What are you, as a firm and as individual senior partners, doing to be sure that you are making that “wisdom transfer” to the next generation of firm leaders?

  • Foolishness is a twin sister of wisdom.
  • Witold Gombrowicz

Wednesday, November 20th, 2019

A Job Description Is Important – But, There Is More

“Friends and good manners will carry you where money won’t go.” – Margaret Walker

Offering individualized job descriptions to your staff is definitely something you should be doing. I find that in smaller firms, job descriptions are something that is not always offered. Employees just learn what they should do and they do it.

The next-gen workforce (Gen Z) wants to know exactly what will be expected of them. Career development is a must. They are ambitious and desire opportunities for advancing in their careers. Set clear, concise expectations for them.

There are probably several people on your team who might bristle when asked to do a certain task. They are thinking, and probably don’t say it out loud, “that’s not in my job description!”

The truth is, there are many things that you must do in an office environment that are not spelled out on your job description.

Seth Godin, in one of his blog posts, listed things that are missing from your job description if you work in an office. Below, are a few (read the entire list here.)

  • Ask why
  • Treat customers better than they expect
  • Feed the plants
  • Highlight good work from your peers
  • Cut costs
  • Organize a bookshelf
  • Smile a lot
  • Leave things more organized than you found them
  • and many more

Here are some that apply to an accounting office. I bet you can add more!

  • Never leave a mess at the coffee station
  • Don’t mess with the thermostat
  • Don’t eat someone else’s lunch that is in the frig
  • Greet every client who might be sitting in the lobby
  • Always offer a visitor a coffee or soft drink
  • If you have an issue with a peer, talk to them about it and no one else
  • and many more!

Read about my CPA Firm Courtesy Policy here.

  • Good manners and graciousness pave the way for future favors. Bad manners crumble the road.
  • Terri Guillemets

Friday, June 21st, 2019

Flashback Friday – Young CPAs Start Sooner!

“The greatest enemy of knowledge is not ignorance, it is the illusion of knowledge.” – Stephen Hawking

If you are not a young CPA – I hope you share this blog post with young CPAs. There is so much more to becoming a successful CPA than just knowing how to do the work.

  • It's what you learn after you know it all that counts.
  • John Wooden

Thursday, April 25th, 2019

Generations at Work

“Older generations are living proof that younger generations can survive their lunacy.” – Cullen Hightower

I have been talking and writing about how to deal with the different generations in the workplace for years.
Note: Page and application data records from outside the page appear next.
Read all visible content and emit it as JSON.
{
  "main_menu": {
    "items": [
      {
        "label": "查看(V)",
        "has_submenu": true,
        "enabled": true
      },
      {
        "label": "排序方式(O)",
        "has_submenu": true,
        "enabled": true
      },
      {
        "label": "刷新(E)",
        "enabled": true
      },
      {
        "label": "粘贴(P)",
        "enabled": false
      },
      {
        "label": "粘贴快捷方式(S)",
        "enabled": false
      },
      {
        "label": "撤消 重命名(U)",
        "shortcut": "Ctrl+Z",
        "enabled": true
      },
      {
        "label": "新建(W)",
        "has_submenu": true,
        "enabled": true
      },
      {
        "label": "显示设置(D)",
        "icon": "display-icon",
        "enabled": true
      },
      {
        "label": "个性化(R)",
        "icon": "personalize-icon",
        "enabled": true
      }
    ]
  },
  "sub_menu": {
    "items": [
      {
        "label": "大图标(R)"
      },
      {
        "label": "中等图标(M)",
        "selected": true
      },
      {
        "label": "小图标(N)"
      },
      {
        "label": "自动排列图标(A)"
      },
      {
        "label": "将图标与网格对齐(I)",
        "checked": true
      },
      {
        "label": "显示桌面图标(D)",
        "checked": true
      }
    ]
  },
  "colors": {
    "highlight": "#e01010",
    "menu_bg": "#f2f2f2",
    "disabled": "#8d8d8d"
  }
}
My first project in this area was a survey of Gen-X and a report to advise practitioners how to deal with them. At the time, they were a mystery to the Silent Generation and the Baby Boomers. Many old-timers called them “slackers.” All they actually wanted was some work-life balance!

We still have some of those Silent Generation people in some firms. True, they are in their mid-70s but you probably know some or know of some. And, now we have Generation Z coming on the scene (born after 1997). Many are still in college and some have now graduated and are working at your firm or are your intern pool. That’s five generations communicating in different ways.

  • Silent Generation (or Traditionalists)
  • Baby Boomers
  • Generation X
  • Millennials (or Generation Y)
  • Generation Z

Via the AICPA Insider, we have been given some tips on ways to communicate with Generation Z (and all generations):

  • Establish protocol
  • Think about the individual
  • Present the same information in various ways
  • Make sure written messages are mobile friendly
  • Be authentic
  • Don’t discriminate

Take the time to read more about each tip in this informative article here.

  • I have to study politics and war so that my sons can study mathematics, commerce and agriculture, so their sons can study poetry, painting and music.
  • John Quincy Adams